Agriculture is the second biggest industry in Tasmania thanks to the rich soil and fresh, clean air and water. As the majority of the world's population lives in the Northern Hemisphere, Tasmania is a huge supplier to the world during their winter months as it is summer from October-March down under. More than 90% of crops grown in Tasmania are for export including but not limited to: oats, barley, sunflowers, canola, wheat, potatoes, carrots, turnips, beets, radishes, peas, beans, corn, cauliflowers, asparagus, pumpkins, apples, cherries, apricots, pears, plums, nectarines, peaches, prunes, olives (mostly pressed for oil), avocados, lemons, limes, walnuts, hazelnuts, wasabi, ginger, saffron, poppies (57% of the world's supply for opium for hospital medications) and - surprisingly - tulips to the Netherlands for their winter months!
Tourism is the third biggest industry in Tasmania, followed by fishing. We visited an oyster farm where there are always at least 2.5 million oysters being grown all year round. Wow.
Bay of Fires Roadtrip Stops
On to the roadtrip! We began in Launceston, stopping off in Scottsdale at a local bakery for a morning snack. From there, we drove east and enjoyed a day out in the sunshine.
Bridestowe Lavender Estate
Just under an hour away from Launceston is the stunning Bridestowe Lavender Estate. Anyone who knows me knows lavenders are my favourite flowers (and I seek them out around the world: see Provence, France and see Salt Spring Island, Canada). The flowers only bloom for December and January so if you visit during high season, you will witness far-reaching rows of stunning purple in front of mountains. The rows are curved so that rainwater can run down the sides; if they stayed in one place the flowers would grow moldy. The only type of lavender that can be used in food or cosmetics is the breed without camphor oil.
The first stop on the Bay of Fires route was the stunning Binalong Bay. Home to wealthy Tasmanians and plenty of holiday rentals, this place is paradise. I have never seen sand so white or water so blue.

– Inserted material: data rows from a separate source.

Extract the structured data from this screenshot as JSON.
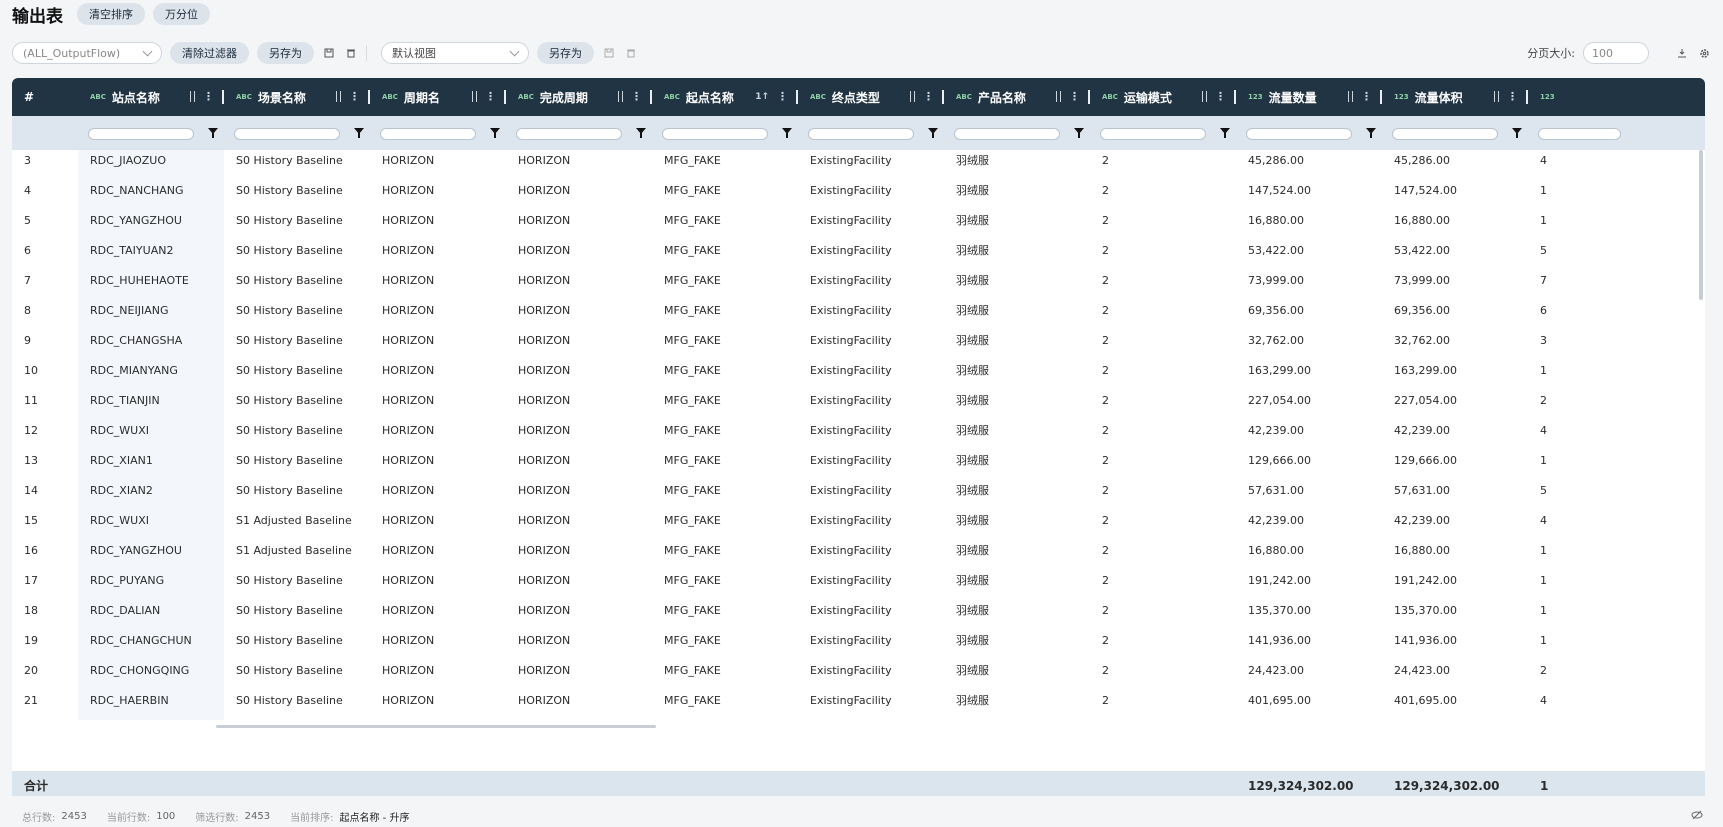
{
  "title": "输出表",
  "top_buttons": [
    "清空排序",
    "万分位"
  ],
  "toolbar": {
    "filter_select": "(ALL_OutputFlow)",
    "clear_filter": "清除过滤器",
    "save_as_1": "另存为",
    "view_select": "默认视图",
    "save_as_2": "另存为",
    "page_size_label": "分页大小:",
    "page_size_value": "100"
  },
  "columns": [
    {
      "label": "#",
      "type": ""
    },
    {
      "label": "站点名称",
      "type": "ABC"
    },
    {
      "label": "场景名称",
      "type": "ABC"
    },
    {
      "label": "周期名",
      "type": "ABC"
    },
    {
      "label": "完成周期",
      "type": "ABC"
    },
    {
      "label": "起点名称",
      "type": "ABC",
      "sort": "1↑"
    },
    {
      "label": "终点类型",
      "type": "ABC"
    },
    {
      "label": "产品名称",
      "type": "ABC"
    },
    {
      "label": "运输模式",
      "type": "ABC"
    },
    {
      "label": "流量数量",
      "type": "123"
    },
    {
      "label": "流量体积",
      "type": "123"
    },
    {
      "label": "",
      "type": "123"
    }
  ],
  "rows": [
    [
      "3",
      "RDC_JIAOZUO",
      "S0 History Baseline",
      "HORIZON",
      "HORIZON",
      "MFG_FAKE",
      "ExistingFacility",
      "羽绒服",
      "2",
      "45,286.00",
      "45,286.00",
      "4"
    ],
    [
      "4",
      "RDC_NANCHANG",
      "S0 History Baseline",
      "HORIZON",
      "HORIZON",
      "MFG_FAKE",
      "ExistingFacility",
      "羽绒服",
      "2",
      "147,524.00",
      "147,524.00",
      "1"
    ],
    [
      "5",
      "RDC_YANGZHOU",
      "S0 History Baseline",
      "HORIZON",
      "HORIZON",
      "MFG_FAKE",
      "ExistingFacility",
      "羽绒服",
      "2",
      "16,880.00",
      "16,880.00",
      "1"
    ],
    [
      "6",
      "RDC_TAIYUAN2",
      "S0 History Baseline",
      "HORIZON",
      "HORIZON",
      "MFG_FAKE",
      "ExistingFacility",
      "羽绒服",
      "2",
      "53,422.00",
      "53,422.00",
      "5"
    ],
    [
      "7",
      "RDC_HUHEHAOTE",
      "S0 History Baseline",
      "HORIZON",
      "HORIZON",
      "MFG_FAKE",
      "ExistingFacility",
      "羽绒服",
      "2",
      "73,999.00",
      "73,999.00",
      "7"
    ],
    [
      "8",
      "RDC_NEIJIANG",
      "S0 History Baseline",
      "HORIZON",
      "HORIZON",
      "MFG_FAKE",
      "ExistingFacility",
      "羽绒服",
      "2",
      "69,356.00",
      "69,356.00",
      "6"
    ],
    [
      "9",
      "RDC_CHANGSHA",
      "S0 History Baseline",
      "HORIZON",
      "HORIZON",
      "MFG_FAKE",
      "ExistingFacility",
      "羽绒服",
      "2",
      "32,762.00",
      "32,762.00",
      "3"
    ],
    [
      "10",
      "RDC_MIANYANG",
      "S0 History Baseline",
      "HORIZON",
      "HORIZON",
      "MFG_FAKE",
      "ExistingFacility",
      "羽绒服",
      "2",
      "163,299.00",
      "163,299.00",
      "1"
    ],
    [
      "11",
      "RDC_TIANJIN",
      "S0 History Baseline",
      "HORIZON",
      "HORIZON",
      "MFG_FAKE",
      "ExistingFacility",
      "羽绒服",
      "2",
      "227,054.00",
      "227,054.00",
      "2"
    ],
    [
      "12",
      "RDC_WUXI",
      "S0 History Baseline",
      "HORIZON",
      "HORIZON",
      "MFG_FAKE",
      "ExistingFacility",
      "羽绒服",
      "2",
      "42,239.00",
      "42,239.00",
      "4"
    ],
    [
      "13",
      "RDC_XIAN1",
      "S0 History Baseline",
      "HORIZON",
      "HORIZON",
      "MFG_FAKE",
      "ExistingFacility",
      "羽绒服",
      "2",
      "129,666.00",
      "129,666.00",
      "1"
    ],
    [
      "14",
      "RDC_XIAN2",
      "S0 History Baseline",
      "HORIZON",
      "HORIZON",
      "MFG_FAKE",
      "ExistingFacility",
      "羽绒服",
      "2",
      "57,631.00",
      "57,631.00",
      "5"
    ],
    [
      "15",
      "RDC_WUXI",
      "S1 Adjusted Baseline",
      "HORIZON",
      "HORIZON",
      "MFG_FAKE",
      "ExistingFacility",
      "羽绒服",
      "2",
      "42,239.00",
      "42,239.00",
      "4"
    ],
    [
      "16",
      "RDC_YANGZHOU",
      "S1 Adjusted Baseline",
      "HORIZON",
      "HORIZON",
      "MFG_FAKE",
      "ExistingFacility",
      "羽绒服",
      "2",
      "16,880.00",
      "16,880.00",
      "1"
    ],
    [
      "17",
      "RDC_PUYANG",
      "S0 History Baseline",
      "HORIZON",
      "HORIZON",
      "MFG_FAKE",
      "ExistingFacility",
      "羽绒服",
      "2",
      "191,242.00",
      "191,242.00",
      "1"
    ],
    [
      "18",
      "RDC_DALIAN",
      "S0 History Baseline",
      "HORIZON",
      "HORIZON",
      "MFG_FAKE",
      "ExistingFacility",
      "羽绒服",
      "2",
      "135,370.00",
      "135,370.00",
      "1"
    ],
    [
      "19",
      "RDC_CHANGCHUN",
      "S0 History Baseline",
      "HORIZON",
      "HORIZON",
      "MFG_FAKE",
      "ExistingFacility",
      "羽绒服",
      "2",
      "141,936.00",
      "141,936.00",
      "1"
    ],
    [
      "20",
      "RDC_CHONGQING",
      "S0 History Baseline",
      "HORIZON",
      "HORIZON",
      "MFG_FAKE",
      "ExistingFacility",
      "羽绒服",
      "2",
      "24,423.00",
      "24,423.00",
      "2"
    ],
    [
      "21",
      "RDC_HAERBIN",
      "S0 History Baseline",
      "HORIZON",
      "HORIZON",
      "MFG_FAKE",
      "ExistingFacility",
      "羽绒服",
      "2",
      "401,695.00",
      "401,695.00",
      "4"
    ]
  ],
  "footer": {
    "label": "合计",
    "flow_qty_total": "129,324,302.00",
    "flow_vol_total": "129,324,302.00",
    "last": "1"
  },
  "status": {
    "total_rows_label": "总行数:",
    "total_rows": "2453",
    "current_rows_label": "当前行数:",
    "current_rows": "100",
    "filtered_rows_label": "筛选行数:",
    "filtered_rows": "2453",
    "current_sort_label": "当前排序:",
    "current_sort": "起点名称 - 升序"
  },
  "colors": {
    "header_bg": "#213444",
    "filter_bg": "#dde6ee",
    "footer_bg": "#dbe5ed",
    "type_tag": "#8fd0a8"
  }
}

Just past Binalong Bay is a stark rocky outcrop covered in picturesque orange lichen. Stop here for a sweet walk, enjoying the sea creatures and the views along the way.
The most idyllic beach ever, you will very likely have Taylor's Beach all to yourself. It's accessible only by car and isn't nearly as touristy as neighbouring Binalong Bay. Walk along the 1km stretch of pure white sand and think of how blissful life is.